away in war,

how the pavements of Baghdad must go pink,
spattered with the petals of peaches and plums,
when the car bombs burst. How blossoms
soften exploded concrete and bone.

-Robert Michael Pyle

Reading at Edmonds Bookshop, tonight!


This evening at Edmonds Bookshop, at 6:30, I will be reading with four other northwest poets (click here to see the list), including my friend, Bellingham poet Jennifer Bullis.

This morning, sitting in bright sunlight under a row of (I think) Acacia trees, I reread Jennifer’s book Impossible Lessons (see a review, here), and tried to choose just one to share. It is a rich book — mythology, horses, babies, birds — and I happily recommend the whole of it to you. But here, just in case you have any questions, her poem, “The Answer.”


After the windstorm, a pileated woodpecker
works the dead trunk of a newly leaning maple.

He pulls his scarlet-crested head back
the full length of his black and white body
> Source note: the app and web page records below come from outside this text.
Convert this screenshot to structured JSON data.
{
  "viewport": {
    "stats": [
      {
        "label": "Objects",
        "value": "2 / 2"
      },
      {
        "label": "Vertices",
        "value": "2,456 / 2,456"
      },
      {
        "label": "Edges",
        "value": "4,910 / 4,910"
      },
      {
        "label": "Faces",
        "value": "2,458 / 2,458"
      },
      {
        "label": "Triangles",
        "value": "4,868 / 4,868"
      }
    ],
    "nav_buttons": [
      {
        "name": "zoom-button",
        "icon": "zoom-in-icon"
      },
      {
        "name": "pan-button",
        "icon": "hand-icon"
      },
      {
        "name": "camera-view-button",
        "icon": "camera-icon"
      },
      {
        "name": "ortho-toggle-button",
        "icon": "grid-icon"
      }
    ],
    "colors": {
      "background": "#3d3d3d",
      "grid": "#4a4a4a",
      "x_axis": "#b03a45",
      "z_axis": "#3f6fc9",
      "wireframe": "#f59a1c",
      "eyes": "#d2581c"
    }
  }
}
with each pounding stroke of his beak,
scattering moss, bark, bits of rotted wood

on the forest floor. I want to know
why his head is shaped like an anvil

and why he is fated to hammer
for his food. I want to know why

this particular maple snag has lost its footing
among so many of its neighbors.

I crave a sound rationale as to how
this one, of all of them, was singled out

by the beetles and fungi that killed it
in the first place. But I learn nothing

except by the woodpecker’s breaking off
his analysis of the tree and flashing past

all my questioning, the red crest of his head
a sweet and vivid and impossible lesson.